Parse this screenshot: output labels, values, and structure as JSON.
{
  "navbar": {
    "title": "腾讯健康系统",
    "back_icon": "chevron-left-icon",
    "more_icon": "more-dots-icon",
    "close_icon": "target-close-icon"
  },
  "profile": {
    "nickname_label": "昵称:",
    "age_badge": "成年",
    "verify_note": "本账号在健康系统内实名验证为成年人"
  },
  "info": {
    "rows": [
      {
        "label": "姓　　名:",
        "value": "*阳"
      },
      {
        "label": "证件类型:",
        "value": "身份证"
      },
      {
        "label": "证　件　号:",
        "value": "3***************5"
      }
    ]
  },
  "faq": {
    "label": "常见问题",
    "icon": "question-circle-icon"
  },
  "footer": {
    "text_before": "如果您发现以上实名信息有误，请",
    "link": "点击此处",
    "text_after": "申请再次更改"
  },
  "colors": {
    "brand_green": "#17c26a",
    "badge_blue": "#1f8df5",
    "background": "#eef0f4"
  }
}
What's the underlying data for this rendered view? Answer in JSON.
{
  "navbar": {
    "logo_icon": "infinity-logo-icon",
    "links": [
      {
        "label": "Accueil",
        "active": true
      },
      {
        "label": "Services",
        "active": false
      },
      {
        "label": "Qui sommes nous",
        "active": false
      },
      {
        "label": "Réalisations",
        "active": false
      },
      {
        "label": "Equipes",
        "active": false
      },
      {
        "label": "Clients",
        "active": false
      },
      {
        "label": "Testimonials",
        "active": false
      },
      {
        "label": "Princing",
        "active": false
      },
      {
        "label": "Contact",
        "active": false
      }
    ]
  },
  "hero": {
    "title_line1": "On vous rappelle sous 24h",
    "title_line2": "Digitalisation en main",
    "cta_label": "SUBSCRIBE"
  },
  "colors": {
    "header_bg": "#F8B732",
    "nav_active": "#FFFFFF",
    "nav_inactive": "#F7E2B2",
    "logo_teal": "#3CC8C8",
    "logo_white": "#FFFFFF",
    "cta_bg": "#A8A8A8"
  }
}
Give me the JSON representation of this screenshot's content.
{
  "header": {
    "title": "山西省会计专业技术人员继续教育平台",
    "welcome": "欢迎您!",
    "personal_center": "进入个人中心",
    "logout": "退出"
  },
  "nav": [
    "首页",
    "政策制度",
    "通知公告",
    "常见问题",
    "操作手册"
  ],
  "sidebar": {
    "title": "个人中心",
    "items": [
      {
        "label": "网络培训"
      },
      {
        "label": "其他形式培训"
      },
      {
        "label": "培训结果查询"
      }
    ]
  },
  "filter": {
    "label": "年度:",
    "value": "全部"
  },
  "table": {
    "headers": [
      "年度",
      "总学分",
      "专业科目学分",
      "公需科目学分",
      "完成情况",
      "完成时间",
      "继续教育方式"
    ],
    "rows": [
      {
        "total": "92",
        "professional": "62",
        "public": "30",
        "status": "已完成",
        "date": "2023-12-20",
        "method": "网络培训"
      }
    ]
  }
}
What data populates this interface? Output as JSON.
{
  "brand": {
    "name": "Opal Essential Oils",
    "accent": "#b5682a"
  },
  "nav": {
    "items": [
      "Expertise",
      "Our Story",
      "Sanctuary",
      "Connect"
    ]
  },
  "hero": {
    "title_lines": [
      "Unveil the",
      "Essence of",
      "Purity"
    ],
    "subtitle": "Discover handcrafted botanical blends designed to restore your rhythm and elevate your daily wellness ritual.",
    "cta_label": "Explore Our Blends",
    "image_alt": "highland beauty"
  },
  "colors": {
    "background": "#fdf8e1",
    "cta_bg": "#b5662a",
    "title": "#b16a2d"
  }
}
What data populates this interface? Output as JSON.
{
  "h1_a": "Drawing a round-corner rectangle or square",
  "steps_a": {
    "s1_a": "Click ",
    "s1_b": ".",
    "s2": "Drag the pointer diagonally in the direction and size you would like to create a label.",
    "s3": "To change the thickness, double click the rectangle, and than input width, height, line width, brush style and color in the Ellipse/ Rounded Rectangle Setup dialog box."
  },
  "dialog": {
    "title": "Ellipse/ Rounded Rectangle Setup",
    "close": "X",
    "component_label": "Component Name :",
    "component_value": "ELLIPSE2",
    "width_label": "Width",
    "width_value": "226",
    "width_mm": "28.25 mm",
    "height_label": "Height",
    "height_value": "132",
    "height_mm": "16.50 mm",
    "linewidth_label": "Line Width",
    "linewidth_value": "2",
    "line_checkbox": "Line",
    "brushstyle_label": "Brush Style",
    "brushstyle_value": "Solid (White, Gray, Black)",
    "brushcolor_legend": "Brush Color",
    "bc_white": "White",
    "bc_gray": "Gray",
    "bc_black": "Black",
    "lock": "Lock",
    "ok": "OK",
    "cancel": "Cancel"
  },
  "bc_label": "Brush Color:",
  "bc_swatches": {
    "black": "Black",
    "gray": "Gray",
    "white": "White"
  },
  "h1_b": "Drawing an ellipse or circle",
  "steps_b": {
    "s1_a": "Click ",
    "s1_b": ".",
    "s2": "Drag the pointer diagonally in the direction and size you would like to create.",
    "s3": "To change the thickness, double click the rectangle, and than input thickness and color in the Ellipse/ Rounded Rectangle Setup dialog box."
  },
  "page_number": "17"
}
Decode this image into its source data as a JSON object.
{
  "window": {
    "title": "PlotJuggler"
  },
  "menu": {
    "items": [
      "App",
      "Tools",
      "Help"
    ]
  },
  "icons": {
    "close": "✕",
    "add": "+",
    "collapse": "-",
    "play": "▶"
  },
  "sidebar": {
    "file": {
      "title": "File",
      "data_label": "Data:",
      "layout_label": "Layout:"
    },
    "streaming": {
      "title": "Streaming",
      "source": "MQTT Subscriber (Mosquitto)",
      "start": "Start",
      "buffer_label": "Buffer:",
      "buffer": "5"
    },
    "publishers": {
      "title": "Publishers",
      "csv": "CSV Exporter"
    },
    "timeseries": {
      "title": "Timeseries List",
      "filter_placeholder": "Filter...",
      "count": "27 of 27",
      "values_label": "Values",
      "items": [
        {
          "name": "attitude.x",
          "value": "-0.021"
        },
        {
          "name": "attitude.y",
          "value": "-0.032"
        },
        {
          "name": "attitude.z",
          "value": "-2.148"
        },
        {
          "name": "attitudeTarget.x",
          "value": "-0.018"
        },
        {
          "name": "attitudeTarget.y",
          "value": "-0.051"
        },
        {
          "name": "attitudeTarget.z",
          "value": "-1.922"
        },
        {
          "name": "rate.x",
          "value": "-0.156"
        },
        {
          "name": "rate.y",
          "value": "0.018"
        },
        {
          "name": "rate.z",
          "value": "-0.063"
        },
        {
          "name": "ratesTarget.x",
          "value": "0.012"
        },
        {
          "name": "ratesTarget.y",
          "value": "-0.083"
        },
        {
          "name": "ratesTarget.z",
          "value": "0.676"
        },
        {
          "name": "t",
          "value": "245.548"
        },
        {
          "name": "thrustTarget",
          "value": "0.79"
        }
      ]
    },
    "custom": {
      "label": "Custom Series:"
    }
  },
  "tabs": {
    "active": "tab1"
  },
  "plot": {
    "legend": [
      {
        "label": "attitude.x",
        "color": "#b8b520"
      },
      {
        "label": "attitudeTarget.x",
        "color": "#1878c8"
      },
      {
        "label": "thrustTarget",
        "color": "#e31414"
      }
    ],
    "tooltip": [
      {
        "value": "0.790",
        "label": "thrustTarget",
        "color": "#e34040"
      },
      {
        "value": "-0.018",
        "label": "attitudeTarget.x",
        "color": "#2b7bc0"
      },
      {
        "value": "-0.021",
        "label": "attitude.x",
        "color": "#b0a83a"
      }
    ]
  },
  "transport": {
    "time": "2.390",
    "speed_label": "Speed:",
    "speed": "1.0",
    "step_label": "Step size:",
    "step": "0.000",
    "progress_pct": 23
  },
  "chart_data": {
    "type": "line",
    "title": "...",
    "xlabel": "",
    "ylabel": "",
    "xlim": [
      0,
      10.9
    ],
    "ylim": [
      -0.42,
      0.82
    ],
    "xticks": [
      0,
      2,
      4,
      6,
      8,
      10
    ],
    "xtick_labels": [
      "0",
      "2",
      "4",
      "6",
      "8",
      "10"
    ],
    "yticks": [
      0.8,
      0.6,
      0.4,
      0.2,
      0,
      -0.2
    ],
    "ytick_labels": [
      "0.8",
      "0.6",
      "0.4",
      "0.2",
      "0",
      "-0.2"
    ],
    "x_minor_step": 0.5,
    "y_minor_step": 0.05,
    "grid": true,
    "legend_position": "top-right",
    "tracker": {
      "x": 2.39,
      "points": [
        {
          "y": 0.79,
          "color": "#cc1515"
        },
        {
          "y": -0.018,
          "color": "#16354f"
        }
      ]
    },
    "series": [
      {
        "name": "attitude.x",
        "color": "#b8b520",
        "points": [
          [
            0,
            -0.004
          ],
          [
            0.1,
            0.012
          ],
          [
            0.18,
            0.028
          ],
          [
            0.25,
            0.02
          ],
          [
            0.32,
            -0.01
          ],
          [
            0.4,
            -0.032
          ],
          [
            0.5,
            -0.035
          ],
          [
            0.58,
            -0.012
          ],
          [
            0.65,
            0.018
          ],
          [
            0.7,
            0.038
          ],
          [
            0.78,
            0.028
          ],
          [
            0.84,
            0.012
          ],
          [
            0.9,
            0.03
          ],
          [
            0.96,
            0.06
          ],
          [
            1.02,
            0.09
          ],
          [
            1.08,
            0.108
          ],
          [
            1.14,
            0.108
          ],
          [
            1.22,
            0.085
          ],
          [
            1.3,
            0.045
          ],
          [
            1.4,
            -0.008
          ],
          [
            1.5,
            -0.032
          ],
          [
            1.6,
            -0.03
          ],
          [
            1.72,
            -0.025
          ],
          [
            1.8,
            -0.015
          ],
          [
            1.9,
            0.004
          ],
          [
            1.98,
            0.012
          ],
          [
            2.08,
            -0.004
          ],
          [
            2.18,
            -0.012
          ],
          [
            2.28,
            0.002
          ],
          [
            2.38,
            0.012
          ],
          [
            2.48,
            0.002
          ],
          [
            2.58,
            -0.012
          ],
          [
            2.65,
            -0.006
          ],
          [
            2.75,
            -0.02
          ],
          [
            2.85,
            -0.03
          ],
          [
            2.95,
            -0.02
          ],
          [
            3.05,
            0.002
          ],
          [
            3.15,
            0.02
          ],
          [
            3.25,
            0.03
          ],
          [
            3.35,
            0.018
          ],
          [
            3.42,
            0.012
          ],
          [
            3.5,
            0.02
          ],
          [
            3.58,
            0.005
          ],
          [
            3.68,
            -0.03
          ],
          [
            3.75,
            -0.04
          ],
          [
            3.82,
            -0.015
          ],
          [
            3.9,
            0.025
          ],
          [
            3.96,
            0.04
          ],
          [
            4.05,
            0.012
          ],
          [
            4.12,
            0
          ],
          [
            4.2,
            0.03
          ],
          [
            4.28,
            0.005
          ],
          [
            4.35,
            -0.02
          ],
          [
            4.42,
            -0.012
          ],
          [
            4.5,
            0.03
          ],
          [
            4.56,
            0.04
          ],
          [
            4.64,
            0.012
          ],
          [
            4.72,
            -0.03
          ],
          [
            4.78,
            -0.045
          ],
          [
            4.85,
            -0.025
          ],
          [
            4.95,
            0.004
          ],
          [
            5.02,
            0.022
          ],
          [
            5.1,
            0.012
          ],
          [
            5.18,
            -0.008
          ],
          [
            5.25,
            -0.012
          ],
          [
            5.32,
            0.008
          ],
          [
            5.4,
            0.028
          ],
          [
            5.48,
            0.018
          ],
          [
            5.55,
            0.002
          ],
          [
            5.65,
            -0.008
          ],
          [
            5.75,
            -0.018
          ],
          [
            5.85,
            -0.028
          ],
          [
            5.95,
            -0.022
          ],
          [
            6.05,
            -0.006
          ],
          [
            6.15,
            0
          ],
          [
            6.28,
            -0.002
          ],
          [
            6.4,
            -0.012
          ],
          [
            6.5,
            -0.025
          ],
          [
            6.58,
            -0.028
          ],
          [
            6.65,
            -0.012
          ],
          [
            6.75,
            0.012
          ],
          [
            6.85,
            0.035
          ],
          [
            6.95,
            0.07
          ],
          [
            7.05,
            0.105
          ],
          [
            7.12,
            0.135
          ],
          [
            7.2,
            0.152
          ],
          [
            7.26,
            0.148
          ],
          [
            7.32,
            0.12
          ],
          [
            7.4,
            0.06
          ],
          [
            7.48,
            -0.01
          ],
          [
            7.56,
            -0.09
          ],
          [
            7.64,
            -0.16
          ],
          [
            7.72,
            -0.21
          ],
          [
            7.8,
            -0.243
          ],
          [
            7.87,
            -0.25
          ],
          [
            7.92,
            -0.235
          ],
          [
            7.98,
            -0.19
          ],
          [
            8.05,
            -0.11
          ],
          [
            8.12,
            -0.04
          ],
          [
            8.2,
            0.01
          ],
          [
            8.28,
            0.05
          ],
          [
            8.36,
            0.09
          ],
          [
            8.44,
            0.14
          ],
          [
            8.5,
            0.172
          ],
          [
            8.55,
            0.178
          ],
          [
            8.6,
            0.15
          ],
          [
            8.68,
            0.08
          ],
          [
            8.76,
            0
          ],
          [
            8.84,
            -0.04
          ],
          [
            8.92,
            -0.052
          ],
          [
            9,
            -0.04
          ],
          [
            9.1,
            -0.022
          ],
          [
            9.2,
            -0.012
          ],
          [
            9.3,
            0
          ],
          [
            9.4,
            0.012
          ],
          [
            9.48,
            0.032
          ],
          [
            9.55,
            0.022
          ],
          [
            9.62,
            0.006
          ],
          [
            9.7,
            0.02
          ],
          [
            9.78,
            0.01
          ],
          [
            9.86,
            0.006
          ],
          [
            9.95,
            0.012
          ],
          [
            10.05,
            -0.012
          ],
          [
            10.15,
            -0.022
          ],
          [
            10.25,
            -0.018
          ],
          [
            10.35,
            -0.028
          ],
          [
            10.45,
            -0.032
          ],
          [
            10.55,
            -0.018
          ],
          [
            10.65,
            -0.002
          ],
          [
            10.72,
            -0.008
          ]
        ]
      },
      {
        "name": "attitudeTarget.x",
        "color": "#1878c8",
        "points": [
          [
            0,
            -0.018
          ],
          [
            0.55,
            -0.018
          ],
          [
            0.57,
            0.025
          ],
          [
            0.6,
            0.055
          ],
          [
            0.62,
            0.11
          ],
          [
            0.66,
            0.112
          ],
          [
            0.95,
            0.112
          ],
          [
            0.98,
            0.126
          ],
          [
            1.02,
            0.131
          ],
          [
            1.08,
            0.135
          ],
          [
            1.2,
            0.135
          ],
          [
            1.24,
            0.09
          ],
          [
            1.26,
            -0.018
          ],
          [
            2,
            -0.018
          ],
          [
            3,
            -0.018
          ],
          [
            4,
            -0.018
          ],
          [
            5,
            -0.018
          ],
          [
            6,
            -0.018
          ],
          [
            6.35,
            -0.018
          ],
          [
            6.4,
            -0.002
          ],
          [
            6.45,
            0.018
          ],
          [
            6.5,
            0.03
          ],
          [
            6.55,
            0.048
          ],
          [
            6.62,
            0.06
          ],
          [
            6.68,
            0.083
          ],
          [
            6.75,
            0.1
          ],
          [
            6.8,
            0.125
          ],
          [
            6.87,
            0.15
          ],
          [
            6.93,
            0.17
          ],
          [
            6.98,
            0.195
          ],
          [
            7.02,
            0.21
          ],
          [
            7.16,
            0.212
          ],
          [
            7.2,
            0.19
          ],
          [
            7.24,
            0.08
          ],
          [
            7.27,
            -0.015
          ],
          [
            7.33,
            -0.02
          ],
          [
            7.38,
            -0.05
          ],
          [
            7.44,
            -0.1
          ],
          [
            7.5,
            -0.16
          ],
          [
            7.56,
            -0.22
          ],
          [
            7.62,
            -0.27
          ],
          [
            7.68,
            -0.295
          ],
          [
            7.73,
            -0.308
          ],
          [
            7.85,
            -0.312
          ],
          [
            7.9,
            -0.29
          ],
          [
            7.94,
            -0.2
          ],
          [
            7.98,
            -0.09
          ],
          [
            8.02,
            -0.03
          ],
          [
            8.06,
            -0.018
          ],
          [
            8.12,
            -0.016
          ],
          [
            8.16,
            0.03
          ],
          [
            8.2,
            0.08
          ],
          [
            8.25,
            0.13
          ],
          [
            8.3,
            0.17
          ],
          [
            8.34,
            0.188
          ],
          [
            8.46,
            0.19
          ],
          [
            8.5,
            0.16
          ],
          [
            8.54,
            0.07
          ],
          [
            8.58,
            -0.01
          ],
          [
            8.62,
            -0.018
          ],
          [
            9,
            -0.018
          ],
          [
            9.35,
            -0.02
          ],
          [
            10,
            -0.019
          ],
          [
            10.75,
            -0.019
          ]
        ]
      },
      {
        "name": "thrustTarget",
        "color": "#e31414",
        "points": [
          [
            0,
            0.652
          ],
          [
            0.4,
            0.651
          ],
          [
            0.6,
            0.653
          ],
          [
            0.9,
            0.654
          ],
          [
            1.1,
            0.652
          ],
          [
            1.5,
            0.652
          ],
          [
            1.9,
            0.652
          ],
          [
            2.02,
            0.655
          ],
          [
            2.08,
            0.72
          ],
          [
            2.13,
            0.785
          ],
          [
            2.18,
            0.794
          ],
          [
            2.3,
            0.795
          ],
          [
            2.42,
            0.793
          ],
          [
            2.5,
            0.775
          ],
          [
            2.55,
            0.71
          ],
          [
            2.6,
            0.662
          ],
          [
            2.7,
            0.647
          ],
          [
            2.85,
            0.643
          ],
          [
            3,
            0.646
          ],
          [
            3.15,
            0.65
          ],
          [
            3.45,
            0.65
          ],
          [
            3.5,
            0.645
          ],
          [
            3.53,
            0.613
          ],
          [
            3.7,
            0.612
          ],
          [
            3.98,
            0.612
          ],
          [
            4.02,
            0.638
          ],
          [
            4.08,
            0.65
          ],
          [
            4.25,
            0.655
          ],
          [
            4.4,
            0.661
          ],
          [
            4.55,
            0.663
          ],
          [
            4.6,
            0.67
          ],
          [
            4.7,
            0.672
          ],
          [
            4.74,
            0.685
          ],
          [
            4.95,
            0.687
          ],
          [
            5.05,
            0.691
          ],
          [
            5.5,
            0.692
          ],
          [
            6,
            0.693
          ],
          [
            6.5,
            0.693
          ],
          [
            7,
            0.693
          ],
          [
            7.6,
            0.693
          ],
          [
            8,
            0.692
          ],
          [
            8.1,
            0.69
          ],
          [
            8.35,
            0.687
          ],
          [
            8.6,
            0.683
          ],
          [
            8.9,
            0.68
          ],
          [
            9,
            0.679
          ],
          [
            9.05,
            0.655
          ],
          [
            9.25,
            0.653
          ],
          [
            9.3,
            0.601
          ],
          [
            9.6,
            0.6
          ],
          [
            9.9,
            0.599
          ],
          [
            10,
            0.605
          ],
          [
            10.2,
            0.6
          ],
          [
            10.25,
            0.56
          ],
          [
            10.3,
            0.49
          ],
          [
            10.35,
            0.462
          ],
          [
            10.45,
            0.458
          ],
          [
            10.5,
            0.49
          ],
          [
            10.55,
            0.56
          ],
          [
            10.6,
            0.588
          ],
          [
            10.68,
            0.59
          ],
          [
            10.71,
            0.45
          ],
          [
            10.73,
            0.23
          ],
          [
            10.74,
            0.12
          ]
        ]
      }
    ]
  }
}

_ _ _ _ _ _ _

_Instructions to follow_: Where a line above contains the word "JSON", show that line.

_Task answer_:
Parse this screenshot: output labels, values, and structure as JSON.
What's the underlying data for this rendered view? Answer in JSON.
Give me the JSON representation of this screenshot's content.
What data populates this interface? Output as JSON.
What data populates this interface? Output as JSON.
Decode this image into its source data as a JSON object.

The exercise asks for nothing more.